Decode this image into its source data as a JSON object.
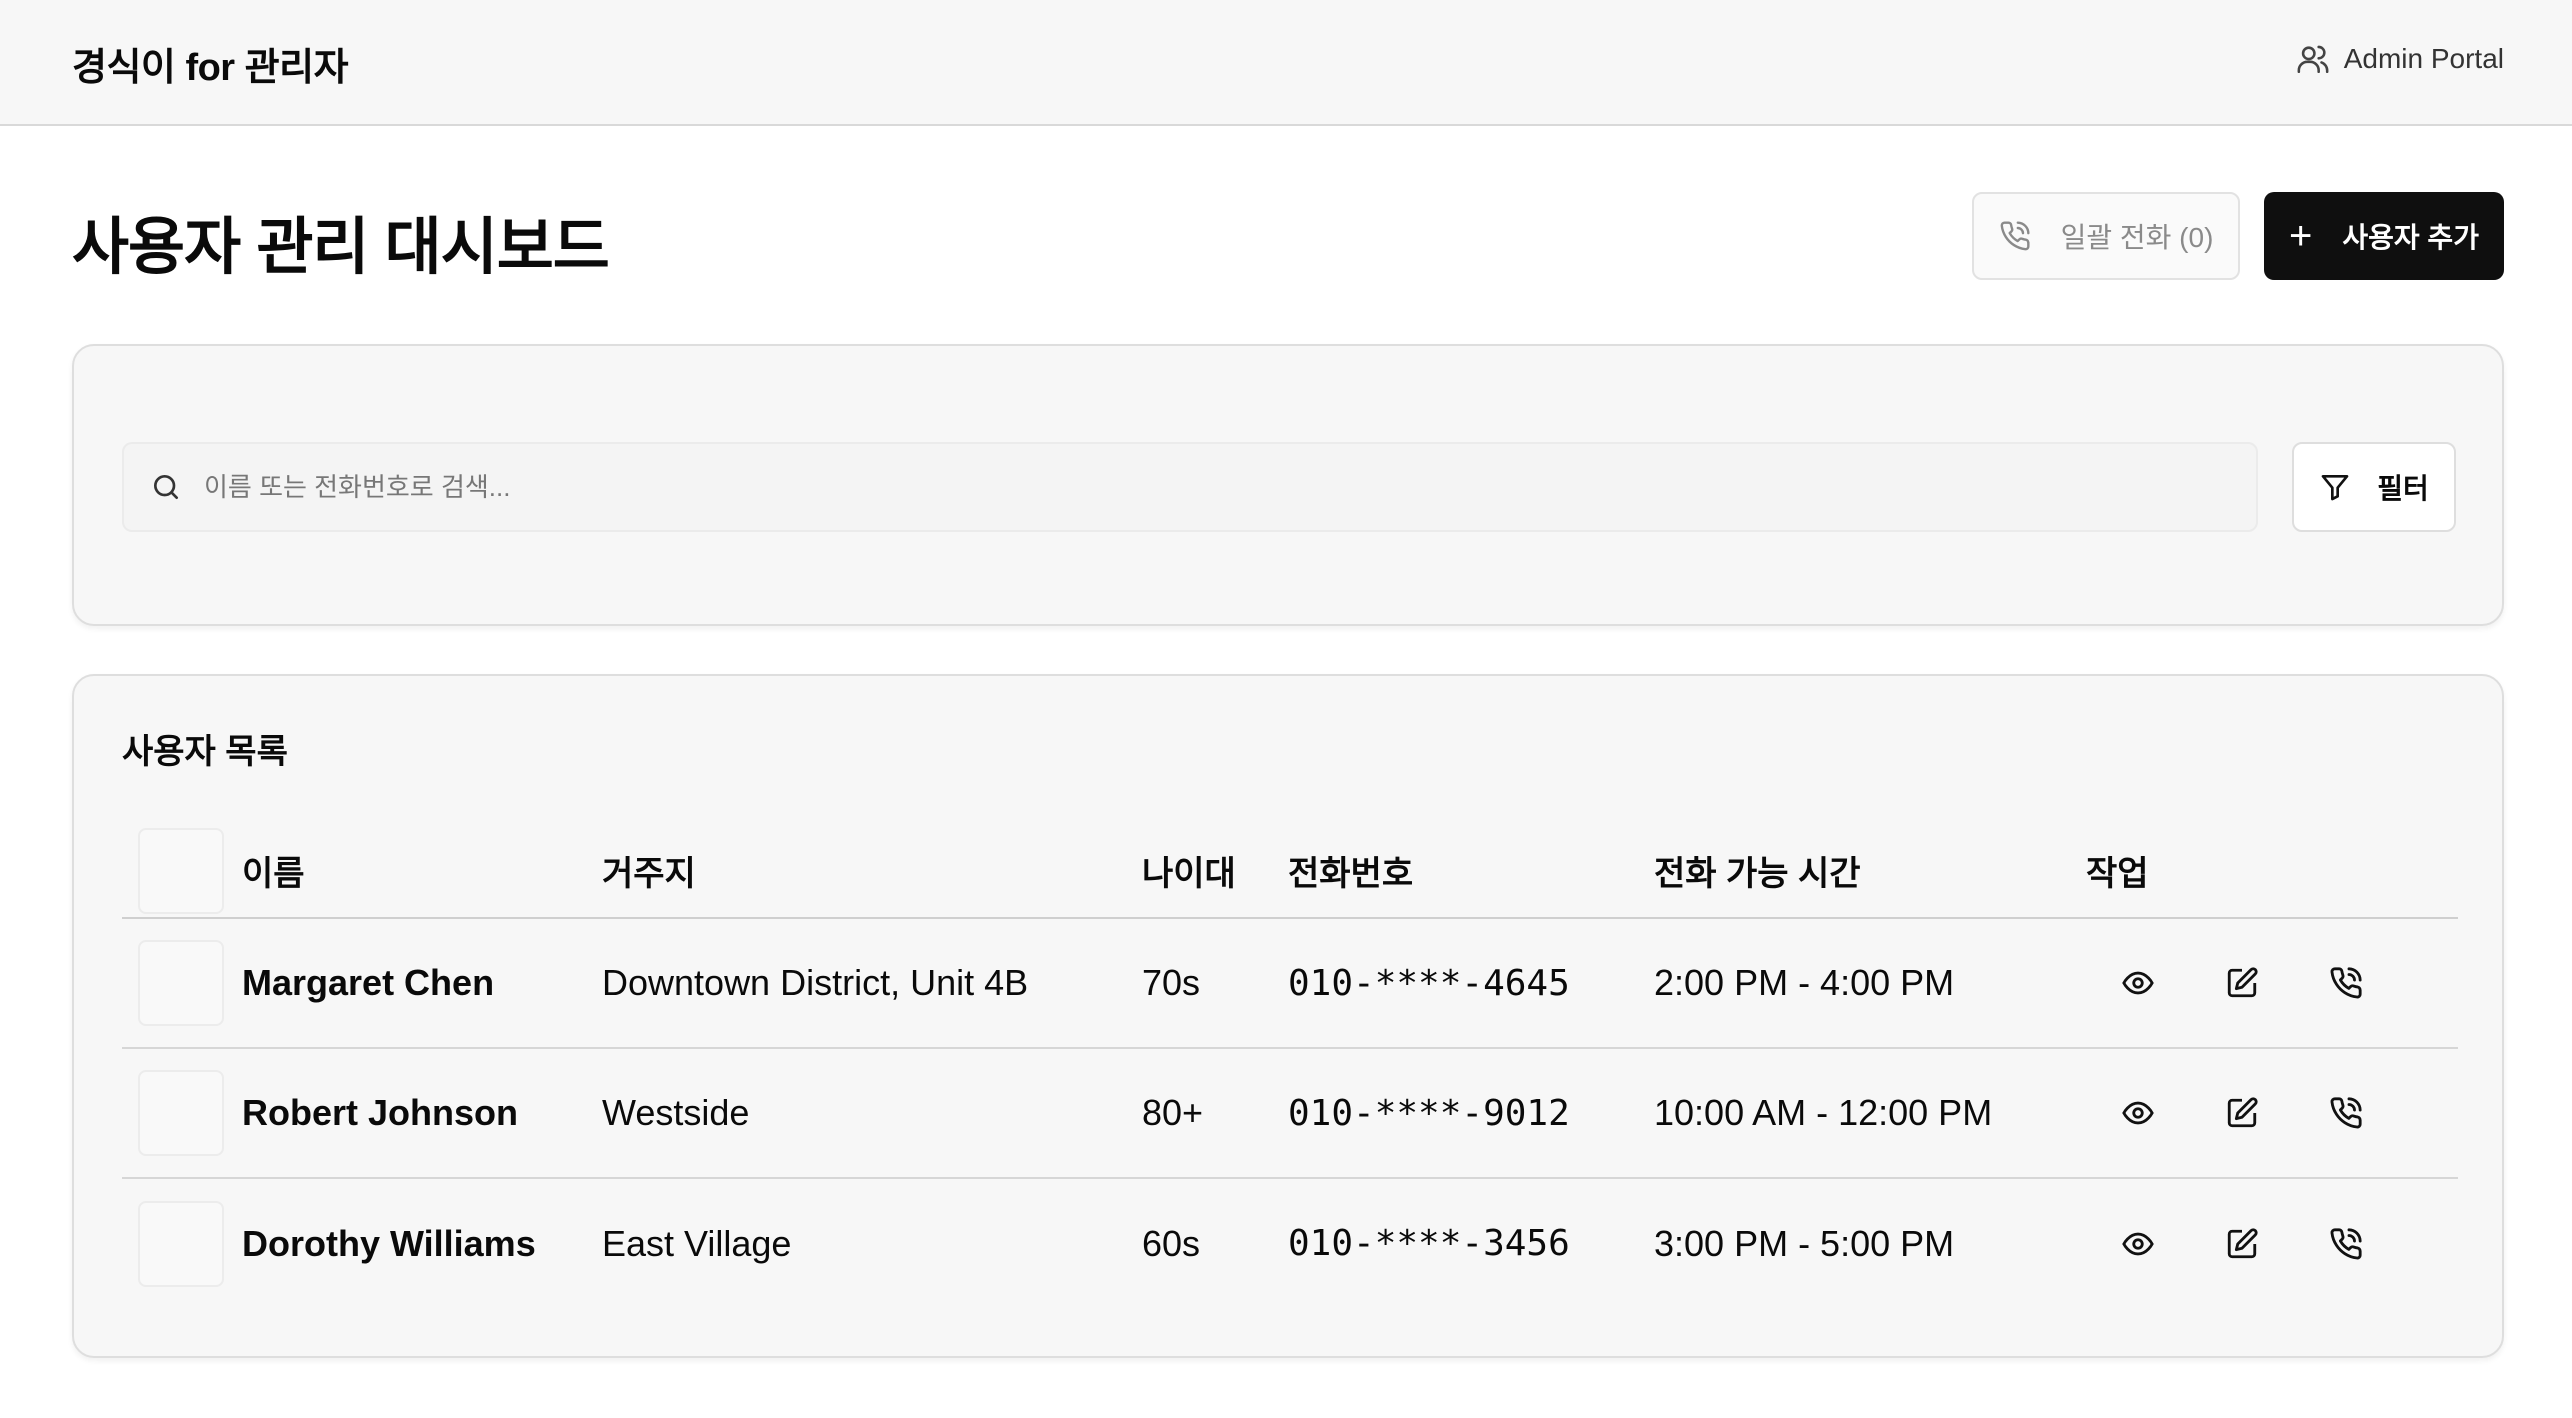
{
  "header": {
    "brand": "경식이 for 관리자",
    "portal_label": "Admin Portal"
  },
  "page": {
    "title": "사용자 관리 대시보드",
    "bulk_call_label": "일괄 전화 (0)",
    "add_user_label": "사용자 추가",
    "add_icon": "+"
  },
  "search": {
    "placeholder": "이름 또는 전화번호로 검색...",
    "value": "",
    "filter_label": "필터"
  },
  "user_list": {
    "title": "사용자 목록",
    "columns": [
      "이름",
      "거주지",
      "나이대",
      "전화번호",
      "전화 가능 시간",
      "작업"
    ],
    "rows": [
      {
        "name": "Margaret Chen",
        "residence": "Downtown District, Unit 4B",
        "age": "70s",
        "phone": "010-****-4645",
        "call_time": "2:00 PM - 4:00 PM"
      },
      {
        "name": "Robert Johnson",
        "residence": "Westside",
        "age": "80+",
        "phone": "010-****-9012",
        "call_time": "10:00 AM - 12:00 PM"
      },
      {
        "name": "Dorothy Williams",
        "residence": "East Village",
        "age": "60s",
        "phone": "010-****-3456",
        "call_time": "3:00 PM - 5:00 PM"
      }
    ]
  },
  "icons": {
    "portal": "users-icon",
    "bulk_call": "phone-call-icon",
    "search": "search-icon",
    "filter": "filter-icon",
    "view": "eye-icon",
    "edit": "edit-icon",
    "call": "phone-call-icon"
  },
  "colors": {
    "primary_button": "#0f0f0f",
    "topbar_bg": "#f7f7f7",
    "card_bg": "#f7f7f7"
  }
}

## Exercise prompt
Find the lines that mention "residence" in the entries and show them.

## Answer below
        "residence": "Downtown District, Unit 4B",
        "residence": "Westside",
        "residence": "East Village",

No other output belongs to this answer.